**Source records**
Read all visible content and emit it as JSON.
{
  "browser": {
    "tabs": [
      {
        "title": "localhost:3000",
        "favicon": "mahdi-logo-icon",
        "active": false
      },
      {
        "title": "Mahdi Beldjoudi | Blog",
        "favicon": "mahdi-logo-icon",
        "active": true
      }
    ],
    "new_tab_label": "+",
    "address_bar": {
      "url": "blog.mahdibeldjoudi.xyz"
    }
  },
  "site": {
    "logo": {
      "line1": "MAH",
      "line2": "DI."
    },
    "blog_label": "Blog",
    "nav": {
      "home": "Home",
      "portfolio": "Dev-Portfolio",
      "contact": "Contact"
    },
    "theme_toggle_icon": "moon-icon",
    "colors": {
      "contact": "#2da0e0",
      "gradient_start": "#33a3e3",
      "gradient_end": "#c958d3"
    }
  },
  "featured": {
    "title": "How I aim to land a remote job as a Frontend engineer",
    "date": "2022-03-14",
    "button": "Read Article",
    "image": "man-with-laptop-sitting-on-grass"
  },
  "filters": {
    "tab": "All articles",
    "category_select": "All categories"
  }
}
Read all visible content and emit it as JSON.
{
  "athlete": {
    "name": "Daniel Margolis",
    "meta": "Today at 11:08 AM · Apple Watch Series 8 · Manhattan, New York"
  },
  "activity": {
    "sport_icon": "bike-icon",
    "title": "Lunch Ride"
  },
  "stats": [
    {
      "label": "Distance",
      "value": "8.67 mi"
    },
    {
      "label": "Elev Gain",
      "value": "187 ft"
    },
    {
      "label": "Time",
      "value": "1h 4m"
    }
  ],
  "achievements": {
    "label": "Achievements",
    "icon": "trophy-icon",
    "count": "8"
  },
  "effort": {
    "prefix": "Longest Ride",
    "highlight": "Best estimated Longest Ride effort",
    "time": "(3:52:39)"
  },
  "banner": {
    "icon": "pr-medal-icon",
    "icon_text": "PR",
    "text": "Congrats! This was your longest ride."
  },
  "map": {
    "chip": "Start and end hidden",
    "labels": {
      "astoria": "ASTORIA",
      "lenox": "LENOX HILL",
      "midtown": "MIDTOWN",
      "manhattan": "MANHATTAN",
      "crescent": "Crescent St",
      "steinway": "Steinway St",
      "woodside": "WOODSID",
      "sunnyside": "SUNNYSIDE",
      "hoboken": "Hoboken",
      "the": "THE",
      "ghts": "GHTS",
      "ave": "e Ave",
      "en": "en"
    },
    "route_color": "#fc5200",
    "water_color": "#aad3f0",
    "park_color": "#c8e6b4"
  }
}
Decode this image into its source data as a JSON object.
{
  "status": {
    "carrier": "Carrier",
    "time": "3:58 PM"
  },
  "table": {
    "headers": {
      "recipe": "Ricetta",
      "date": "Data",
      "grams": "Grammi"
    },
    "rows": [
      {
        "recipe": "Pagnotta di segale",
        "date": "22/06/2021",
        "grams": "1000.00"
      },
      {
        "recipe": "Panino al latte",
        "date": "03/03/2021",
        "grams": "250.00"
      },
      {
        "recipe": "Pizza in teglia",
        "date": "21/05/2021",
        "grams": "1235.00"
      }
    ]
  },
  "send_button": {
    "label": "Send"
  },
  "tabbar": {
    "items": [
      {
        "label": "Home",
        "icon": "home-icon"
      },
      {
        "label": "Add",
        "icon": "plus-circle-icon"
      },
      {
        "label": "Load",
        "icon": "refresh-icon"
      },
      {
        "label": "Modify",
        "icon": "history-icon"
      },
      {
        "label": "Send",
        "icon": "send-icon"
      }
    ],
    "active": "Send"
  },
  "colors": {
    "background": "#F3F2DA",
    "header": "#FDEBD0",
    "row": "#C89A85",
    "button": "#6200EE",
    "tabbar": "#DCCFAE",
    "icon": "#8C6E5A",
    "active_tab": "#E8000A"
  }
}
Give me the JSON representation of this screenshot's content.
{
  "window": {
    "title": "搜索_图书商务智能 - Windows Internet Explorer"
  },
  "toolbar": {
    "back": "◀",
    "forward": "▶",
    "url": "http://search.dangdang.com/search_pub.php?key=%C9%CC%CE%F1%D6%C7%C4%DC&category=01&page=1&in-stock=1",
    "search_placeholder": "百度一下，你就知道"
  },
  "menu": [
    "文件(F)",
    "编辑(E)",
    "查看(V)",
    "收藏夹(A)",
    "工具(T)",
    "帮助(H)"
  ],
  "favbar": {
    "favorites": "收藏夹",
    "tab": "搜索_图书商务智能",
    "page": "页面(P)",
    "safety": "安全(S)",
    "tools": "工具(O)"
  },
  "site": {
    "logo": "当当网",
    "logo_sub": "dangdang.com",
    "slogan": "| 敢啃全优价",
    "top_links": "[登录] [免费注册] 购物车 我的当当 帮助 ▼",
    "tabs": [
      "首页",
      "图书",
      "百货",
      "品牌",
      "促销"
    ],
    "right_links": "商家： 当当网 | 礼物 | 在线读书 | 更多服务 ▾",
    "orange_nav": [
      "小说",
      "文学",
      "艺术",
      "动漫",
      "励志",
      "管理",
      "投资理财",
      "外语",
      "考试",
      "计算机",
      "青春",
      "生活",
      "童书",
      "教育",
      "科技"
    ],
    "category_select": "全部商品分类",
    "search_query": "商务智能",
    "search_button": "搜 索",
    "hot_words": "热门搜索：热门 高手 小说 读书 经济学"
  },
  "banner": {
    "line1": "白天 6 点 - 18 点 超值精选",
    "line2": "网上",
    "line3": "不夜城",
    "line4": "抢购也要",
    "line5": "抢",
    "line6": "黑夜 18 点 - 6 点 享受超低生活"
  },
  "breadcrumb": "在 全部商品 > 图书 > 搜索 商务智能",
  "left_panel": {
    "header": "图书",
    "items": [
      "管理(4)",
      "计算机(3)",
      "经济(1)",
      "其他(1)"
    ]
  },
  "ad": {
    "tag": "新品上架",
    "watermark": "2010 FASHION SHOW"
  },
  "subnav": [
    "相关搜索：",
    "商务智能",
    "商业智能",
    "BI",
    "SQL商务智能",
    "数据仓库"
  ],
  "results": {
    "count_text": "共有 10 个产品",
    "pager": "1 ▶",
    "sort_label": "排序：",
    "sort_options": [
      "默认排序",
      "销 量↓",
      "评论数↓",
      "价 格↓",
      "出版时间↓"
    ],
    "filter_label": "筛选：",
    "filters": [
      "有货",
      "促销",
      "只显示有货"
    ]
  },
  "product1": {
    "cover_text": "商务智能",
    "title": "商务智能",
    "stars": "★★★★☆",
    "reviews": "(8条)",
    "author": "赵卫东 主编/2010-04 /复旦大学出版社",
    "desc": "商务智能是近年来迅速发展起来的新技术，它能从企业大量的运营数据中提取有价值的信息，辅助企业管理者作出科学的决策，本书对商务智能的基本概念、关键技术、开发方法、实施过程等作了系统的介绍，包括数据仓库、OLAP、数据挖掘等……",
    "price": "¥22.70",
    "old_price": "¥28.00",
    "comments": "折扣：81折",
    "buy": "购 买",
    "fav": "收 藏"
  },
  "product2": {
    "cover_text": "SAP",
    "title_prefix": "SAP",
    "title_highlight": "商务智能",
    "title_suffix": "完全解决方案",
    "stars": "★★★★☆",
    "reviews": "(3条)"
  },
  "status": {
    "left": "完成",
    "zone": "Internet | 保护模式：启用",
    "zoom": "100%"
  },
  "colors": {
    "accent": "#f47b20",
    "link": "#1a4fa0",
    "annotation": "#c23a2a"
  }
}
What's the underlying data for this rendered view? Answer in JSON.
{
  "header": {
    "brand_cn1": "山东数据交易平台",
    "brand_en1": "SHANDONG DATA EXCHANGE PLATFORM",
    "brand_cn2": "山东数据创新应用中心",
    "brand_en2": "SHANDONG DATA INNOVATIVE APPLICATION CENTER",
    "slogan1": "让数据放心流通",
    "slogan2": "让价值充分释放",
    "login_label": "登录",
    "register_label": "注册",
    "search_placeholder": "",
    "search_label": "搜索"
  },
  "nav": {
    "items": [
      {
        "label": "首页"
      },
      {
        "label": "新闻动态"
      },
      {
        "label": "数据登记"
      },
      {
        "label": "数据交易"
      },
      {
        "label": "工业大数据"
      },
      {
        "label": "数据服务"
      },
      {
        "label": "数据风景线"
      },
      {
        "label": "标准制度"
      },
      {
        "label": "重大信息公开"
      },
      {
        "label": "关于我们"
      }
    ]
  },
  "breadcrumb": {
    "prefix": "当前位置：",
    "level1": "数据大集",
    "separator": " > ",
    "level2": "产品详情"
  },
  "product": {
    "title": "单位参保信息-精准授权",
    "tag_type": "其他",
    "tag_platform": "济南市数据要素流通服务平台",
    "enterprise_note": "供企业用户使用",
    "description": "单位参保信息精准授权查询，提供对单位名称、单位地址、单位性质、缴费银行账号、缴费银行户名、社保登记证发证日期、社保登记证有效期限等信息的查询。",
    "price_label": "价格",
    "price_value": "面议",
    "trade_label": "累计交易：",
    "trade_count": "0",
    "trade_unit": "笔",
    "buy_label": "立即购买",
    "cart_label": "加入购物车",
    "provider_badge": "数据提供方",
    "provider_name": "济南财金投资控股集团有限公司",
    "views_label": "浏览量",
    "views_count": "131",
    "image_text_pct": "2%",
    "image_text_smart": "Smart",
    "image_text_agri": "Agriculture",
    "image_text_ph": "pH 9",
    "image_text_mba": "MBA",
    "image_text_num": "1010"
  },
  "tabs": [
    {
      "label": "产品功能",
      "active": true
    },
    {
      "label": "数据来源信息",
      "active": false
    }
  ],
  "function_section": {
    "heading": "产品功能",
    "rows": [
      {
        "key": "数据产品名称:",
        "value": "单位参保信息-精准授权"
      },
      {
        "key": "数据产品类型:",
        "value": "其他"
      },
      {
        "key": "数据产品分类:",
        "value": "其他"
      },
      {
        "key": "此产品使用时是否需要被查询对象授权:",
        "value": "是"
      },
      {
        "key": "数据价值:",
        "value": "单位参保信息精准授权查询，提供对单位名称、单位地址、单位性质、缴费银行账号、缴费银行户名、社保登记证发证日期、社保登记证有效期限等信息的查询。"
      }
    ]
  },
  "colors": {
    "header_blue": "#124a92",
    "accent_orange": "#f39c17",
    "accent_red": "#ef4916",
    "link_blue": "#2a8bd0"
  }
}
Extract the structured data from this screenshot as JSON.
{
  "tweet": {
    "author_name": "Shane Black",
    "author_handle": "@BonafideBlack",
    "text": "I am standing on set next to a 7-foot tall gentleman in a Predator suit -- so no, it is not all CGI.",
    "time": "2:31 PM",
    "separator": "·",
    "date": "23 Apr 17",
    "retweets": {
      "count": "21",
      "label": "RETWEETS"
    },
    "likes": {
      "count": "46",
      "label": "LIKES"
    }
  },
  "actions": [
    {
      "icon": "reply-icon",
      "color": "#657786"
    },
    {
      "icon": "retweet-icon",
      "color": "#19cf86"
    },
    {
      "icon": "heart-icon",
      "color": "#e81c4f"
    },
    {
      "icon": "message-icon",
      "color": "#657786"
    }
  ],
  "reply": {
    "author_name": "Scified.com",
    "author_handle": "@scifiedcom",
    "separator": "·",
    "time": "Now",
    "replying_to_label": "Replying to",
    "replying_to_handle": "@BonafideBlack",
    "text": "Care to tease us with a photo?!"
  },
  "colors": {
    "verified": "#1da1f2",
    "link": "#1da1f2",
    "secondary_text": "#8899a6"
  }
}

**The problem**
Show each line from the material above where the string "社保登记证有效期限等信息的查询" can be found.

**Exercise answer**
    "description": "单位参保信息精准授权查询，提供对单位名称、单位地址、单位性质、缴费银行账号、缴费银行户名、社保登记证发证日期、社保登记证有效期限等信息的查询。",
        "value": "单位参保信息精准授权查询，提供对单位名称、单位地址、单位性质、缴费银行账号、缴费银行户名、社保登记证发证日期、社保登记证有效期限等信息的查询。"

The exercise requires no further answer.